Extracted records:
----------------
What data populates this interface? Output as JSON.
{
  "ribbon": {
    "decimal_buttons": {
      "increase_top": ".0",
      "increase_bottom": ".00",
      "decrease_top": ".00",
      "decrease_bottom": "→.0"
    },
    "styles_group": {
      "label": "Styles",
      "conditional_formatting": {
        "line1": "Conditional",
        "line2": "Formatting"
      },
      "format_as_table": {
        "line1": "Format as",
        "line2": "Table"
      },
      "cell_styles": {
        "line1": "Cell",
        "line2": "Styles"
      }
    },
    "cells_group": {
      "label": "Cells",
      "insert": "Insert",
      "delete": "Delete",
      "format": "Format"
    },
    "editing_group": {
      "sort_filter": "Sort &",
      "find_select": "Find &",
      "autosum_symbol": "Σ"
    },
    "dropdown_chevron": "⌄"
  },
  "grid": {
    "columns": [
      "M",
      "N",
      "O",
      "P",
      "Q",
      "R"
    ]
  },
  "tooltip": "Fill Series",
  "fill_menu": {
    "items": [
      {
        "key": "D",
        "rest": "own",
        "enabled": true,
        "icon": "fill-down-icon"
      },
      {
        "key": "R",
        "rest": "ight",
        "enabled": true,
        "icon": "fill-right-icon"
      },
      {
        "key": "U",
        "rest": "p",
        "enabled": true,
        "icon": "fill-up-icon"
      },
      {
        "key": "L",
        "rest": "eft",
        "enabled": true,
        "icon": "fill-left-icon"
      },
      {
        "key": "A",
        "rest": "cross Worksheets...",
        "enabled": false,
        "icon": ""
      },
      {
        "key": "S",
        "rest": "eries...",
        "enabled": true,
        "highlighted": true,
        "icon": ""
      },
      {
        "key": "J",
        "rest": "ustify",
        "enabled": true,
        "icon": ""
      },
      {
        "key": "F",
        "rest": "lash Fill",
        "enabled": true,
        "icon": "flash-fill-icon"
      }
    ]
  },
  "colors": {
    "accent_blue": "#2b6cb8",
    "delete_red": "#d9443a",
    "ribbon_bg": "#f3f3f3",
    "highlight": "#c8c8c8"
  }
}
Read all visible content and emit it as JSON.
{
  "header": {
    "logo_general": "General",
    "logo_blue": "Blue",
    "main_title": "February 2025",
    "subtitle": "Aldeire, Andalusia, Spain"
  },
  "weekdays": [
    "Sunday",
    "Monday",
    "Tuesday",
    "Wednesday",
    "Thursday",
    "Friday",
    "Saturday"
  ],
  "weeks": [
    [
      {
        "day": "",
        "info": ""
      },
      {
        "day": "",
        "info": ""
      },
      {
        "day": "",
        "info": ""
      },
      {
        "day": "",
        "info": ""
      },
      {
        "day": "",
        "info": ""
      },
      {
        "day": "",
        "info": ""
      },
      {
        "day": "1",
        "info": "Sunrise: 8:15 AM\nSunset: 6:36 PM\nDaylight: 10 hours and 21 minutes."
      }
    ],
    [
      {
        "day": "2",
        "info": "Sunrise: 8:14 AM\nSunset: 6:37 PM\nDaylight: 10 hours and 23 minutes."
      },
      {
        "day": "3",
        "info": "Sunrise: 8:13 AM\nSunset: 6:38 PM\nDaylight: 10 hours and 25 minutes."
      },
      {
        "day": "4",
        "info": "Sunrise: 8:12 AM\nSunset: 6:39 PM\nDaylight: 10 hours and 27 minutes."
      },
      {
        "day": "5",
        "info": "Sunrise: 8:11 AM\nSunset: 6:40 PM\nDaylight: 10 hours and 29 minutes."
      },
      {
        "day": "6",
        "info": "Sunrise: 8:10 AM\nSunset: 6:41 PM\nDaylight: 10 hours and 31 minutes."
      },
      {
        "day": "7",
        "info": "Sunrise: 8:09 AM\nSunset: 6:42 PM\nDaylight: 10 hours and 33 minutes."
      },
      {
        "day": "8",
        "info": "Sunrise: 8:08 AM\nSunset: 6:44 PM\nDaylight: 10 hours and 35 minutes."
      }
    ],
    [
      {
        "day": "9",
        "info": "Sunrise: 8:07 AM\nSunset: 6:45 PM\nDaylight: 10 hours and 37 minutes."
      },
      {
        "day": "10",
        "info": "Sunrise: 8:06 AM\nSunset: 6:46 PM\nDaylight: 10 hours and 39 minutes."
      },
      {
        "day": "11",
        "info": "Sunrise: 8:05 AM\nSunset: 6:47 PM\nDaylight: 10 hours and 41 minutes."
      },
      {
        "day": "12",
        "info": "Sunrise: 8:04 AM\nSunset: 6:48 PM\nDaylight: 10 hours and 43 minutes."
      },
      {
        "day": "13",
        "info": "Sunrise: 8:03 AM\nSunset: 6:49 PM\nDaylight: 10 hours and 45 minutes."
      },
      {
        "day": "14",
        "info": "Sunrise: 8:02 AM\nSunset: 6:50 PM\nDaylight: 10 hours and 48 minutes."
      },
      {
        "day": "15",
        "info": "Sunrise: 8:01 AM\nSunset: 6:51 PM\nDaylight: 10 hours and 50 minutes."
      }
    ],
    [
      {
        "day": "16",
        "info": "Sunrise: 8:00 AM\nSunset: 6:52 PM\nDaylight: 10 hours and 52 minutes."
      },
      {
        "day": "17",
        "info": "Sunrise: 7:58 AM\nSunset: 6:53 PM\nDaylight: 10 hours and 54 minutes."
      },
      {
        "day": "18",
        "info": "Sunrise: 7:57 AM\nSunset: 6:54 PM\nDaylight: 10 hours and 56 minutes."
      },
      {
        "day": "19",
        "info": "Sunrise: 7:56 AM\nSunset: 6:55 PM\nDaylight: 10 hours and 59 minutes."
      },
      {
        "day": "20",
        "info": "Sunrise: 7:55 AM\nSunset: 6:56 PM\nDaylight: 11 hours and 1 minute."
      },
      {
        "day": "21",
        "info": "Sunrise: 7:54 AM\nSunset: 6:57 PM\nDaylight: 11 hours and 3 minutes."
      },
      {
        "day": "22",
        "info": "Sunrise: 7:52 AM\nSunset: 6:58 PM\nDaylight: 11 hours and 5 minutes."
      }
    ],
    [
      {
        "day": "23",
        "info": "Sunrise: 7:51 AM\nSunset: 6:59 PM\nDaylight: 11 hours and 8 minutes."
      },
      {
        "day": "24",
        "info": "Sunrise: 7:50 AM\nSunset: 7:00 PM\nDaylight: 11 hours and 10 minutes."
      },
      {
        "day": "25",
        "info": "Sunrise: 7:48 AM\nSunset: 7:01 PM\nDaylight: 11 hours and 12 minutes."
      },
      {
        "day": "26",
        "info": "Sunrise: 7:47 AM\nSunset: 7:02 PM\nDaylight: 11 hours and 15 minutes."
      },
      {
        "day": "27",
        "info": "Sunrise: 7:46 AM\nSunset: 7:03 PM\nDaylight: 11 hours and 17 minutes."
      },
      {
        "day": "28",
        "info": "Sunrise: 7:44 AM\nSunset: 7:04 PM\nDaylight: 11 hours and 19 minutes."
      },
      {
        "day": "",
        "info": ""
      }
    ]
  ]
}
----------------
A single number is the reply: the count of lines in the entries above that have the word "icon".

8